    Mr Clifton-Brown emphasised that, should the Tories win the General Election RDAs would go. “By and large they are going to be abolished,” he said. “It is quite unnecessary to have an RDA structure. It is a tier of government which is not needed.” RDAs having offices around the world competing for inward investment was a “hugely wasteful” system; this role would be upscaled and handed to UK Trade & Investment, the government agency responsible for promoting international trade. The planning role of RDAs would be transferred to local councils. He said Conservative plans meant some small teams would be left in the regions as a first point of contact for inward investors and exporters, but that would be it. He then shocked his listeners by declaring that the London RDA would continue, producing a ripple of protest around the room at the Financing Recovery conference”
    Birmingham Post, 30 October 2009

    and also Stewart Jackson: All RDAs would be abolished within a week of Tory govt
    A Conservative government would abolish regional development agencies within its first week if the party wins the next general election, the shadow communities and local government minister said last week. Speaking at a Regeneration & Renewal event co-hosted with Basildon Renaissance Partnership, Stewart Jackson said that RDAs would be abolished under a Tory government and their funding handed instead to elected local mayors. His statement on the future of the RDAs is the strongest yet from the Tories. Jackson has repeatedly stated that the RDAs would be abolished under the Conservatives, but other Tories, including former shadow business secretary Alan Duncan, have said that the agencies would be stripped of planning powers and asked to focus on economic development. However, Jackson also suggested that one of the RDAs, understood to be One North-East, could be retained and exist as a local enterprise partnership
    Regeneration & Renewal, 21 September 2009
  3. England’s Regional Development Agencies have achieved a great deal during the economic downturn, and are a vital part of the Government’s strategy for delivering recovery and future prosperity. Abolition of the RDAs or reducing their ability to assist regional economies would make it more difficult to help business to grow, attract inward investment and plan properly for the recovery.

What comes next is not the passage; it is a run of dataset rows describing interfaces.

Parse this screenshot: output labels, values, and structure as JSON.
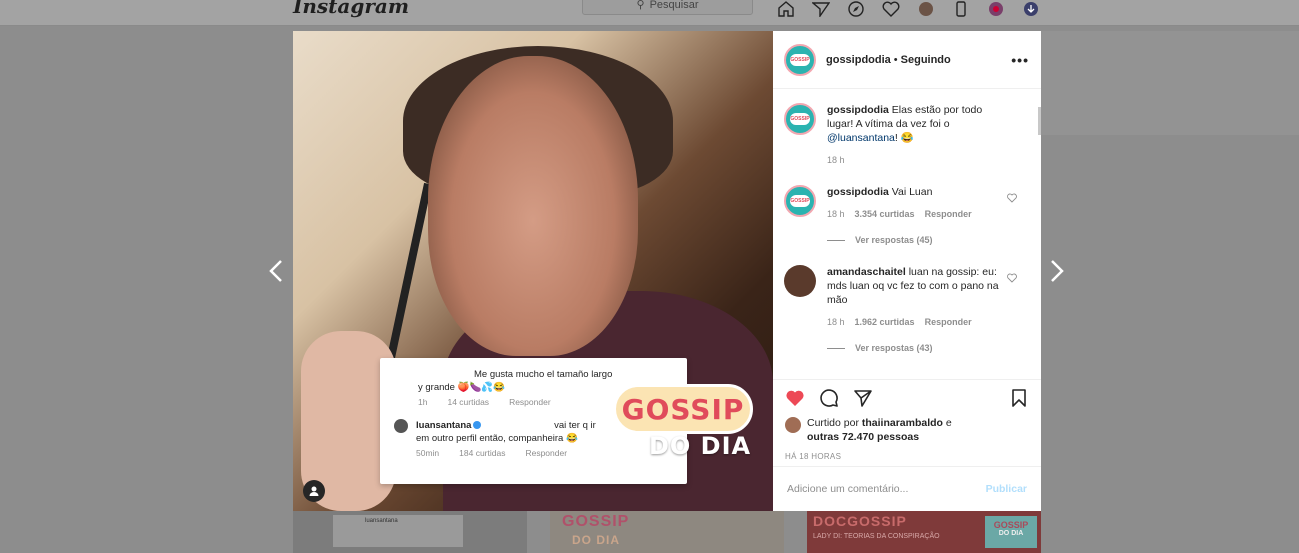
{
  "nav": {
    "logo": "Instagram",
    "search_placeholder": "Pesquisar"
  },
  "background_tiles": {
    "tile1": "luansantana",
    "tile2": "GOSSIP",
    "tile2_sub": "DO DIA",
    "tile3_title": "DOCGOSSIP",
    "tile3_sub": "LADY DI: TEORIAS DA CONSPIRAÇÃO",
    "tile3_badge": "GOSSIP",
    "tile3_badge_sub": "DO DIA"
  },
  "media": {
    "card_comment_line1": "Me gusta mucho el tamaño largo",
    "card_comment_line2": "y grande 🍑🍆💦😂",
    "card_comment_time": "1h",
    "card_comment_likes": "14 curtidas",
    "card_comment_reply": "Responder",
    "card_reply_user": "luansantana",
    "card_reply_text1": "vai ter q ir",
    "card_reply_text2": "em outro perfil então, companheira 😂",
    "card_reply_time": "50min",
    "card_reply_likes": "184 curtidas",
    "card_reply_reply": "Responder",
    "sticker_main": "GOSSIP",
    "sticker_sub": "DO DIA"
  },
  "panel": {
    "header": {
      "username": "gossipdodia",
      "separator": "•",
      "follow_status": "Seguindo",
      "avatar_text": "GOSSIP"
    },
    "caption": {
      "username": "gossipdodia",
      "text": "Elas estão por todo lugar! A vítima da vez foi o",
      "mention": "@luansantana",
      "text_end": "! 😂",
      "time": "18 h"
    },
    "comments": [
      {
        "username": "gossipdodia",
        "text": "Vai Luan",
        "time": "18 h",
        "likes": "3.354 curtidas",
        "reply": "Responder",
        "view_replies": "Ver respostas (45)"
      },
      {
        "username": "amandaschaitel",
        "text": "luan na gossip: eu: mds luan oq vc fez to com o pano na mão",
        "time": "18 h",
        "likes": "1.962 curtidas",
        "reply": "Responder",
        "view_replies": "Ver respostas (43)"
      }
    ],
    "likes": {
      "prefix": "Curtido por",
      "user": "thaiinarambaldo",
      "middle": "e",
      "others": "outras 72.470 pessoas"
    },
    "time_ago": "HÁ 18 HORAS",
    "add_comment_placeholder": "Adicione um comentário...",
    "publish_label": "Publicar"
  },
  "colors": {
    "like_red": "#ed4956",
    "link_blue": "#00376b",
    "publish_disabled": "#b2dffc",
    "overlay": "#8d8d8d"
  }
}
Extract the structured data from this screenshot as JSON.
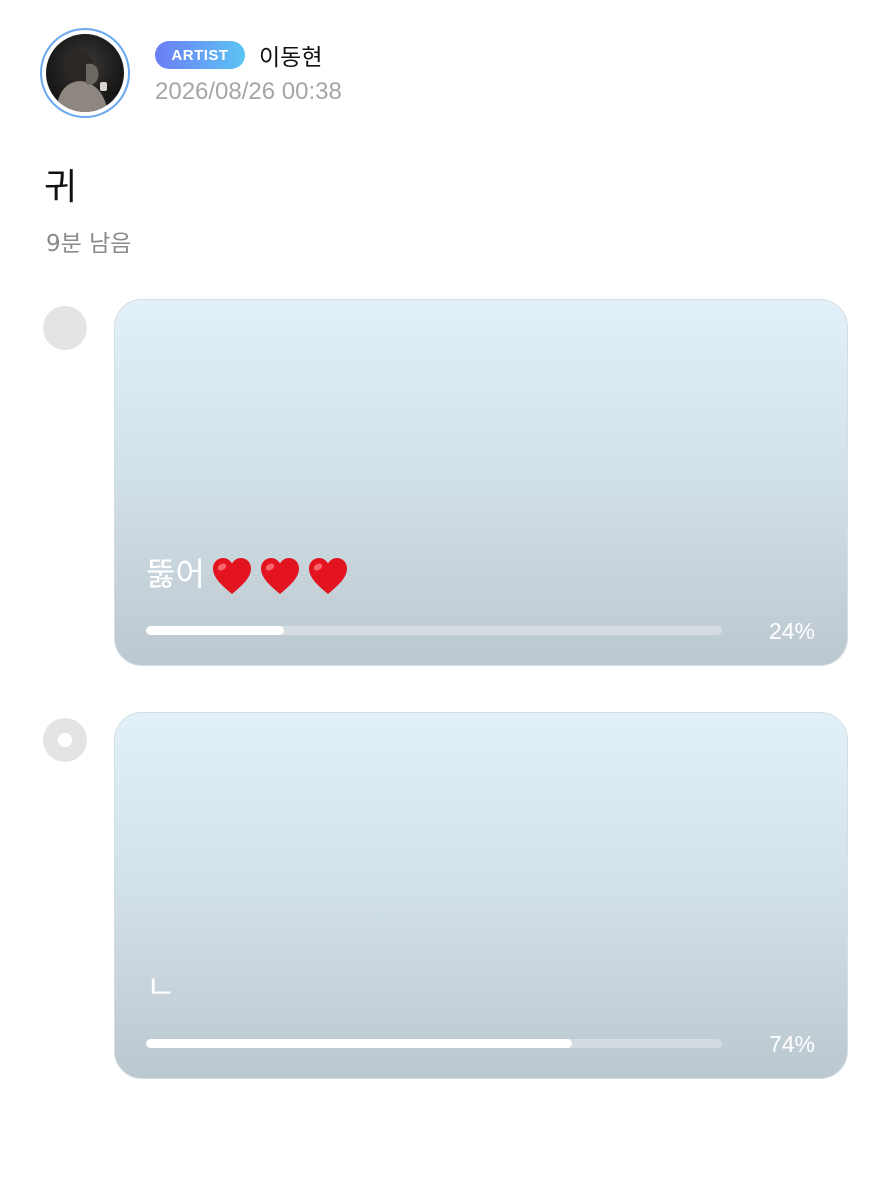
{
  "post": {
    "badge": "ARTIST",
    "author": "이동현",
    "timestamp": "2026/08/26 00:38",
    "avatar_icon": "profile-photo",
    "accent_color": "#6aa8f0"
  },
  "poll": {
    "question": "귀",
    "remaining": "9분 남음",
    "options": [
      {
        "text": "뚫어",
        "emoji": [
          "heart-icon",
          "heart-icon",
          "heart-icon"
        ],
        "percent_label": "24%",
        "percent": 24,
        "selected": false
      },
      {
        "text": "ㄴ",
        "emoji": [],
        "percent_label": "74%",
        "percent": 74,
        "selected": true
      }
    ]
  }
}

A report by PriceWaterhouse Coopers on the impact of RDA spending showed that:

    Between 2002-03 and 2006-07:
    - for every £1 spent by RDAs, an average of £4.50 of economic output (or Gross Value Added - GVA) was invested back into regional economies
    And that with this investment, RDAs:
    - created and protected nearly 213,000 jobs
    - supported over 35,000 businesses
    - helped to create over 8,500 businesses
    - assisted over 403,000 people in improving their skills
    - cleaned up over 570 hectares of polluted brownfield land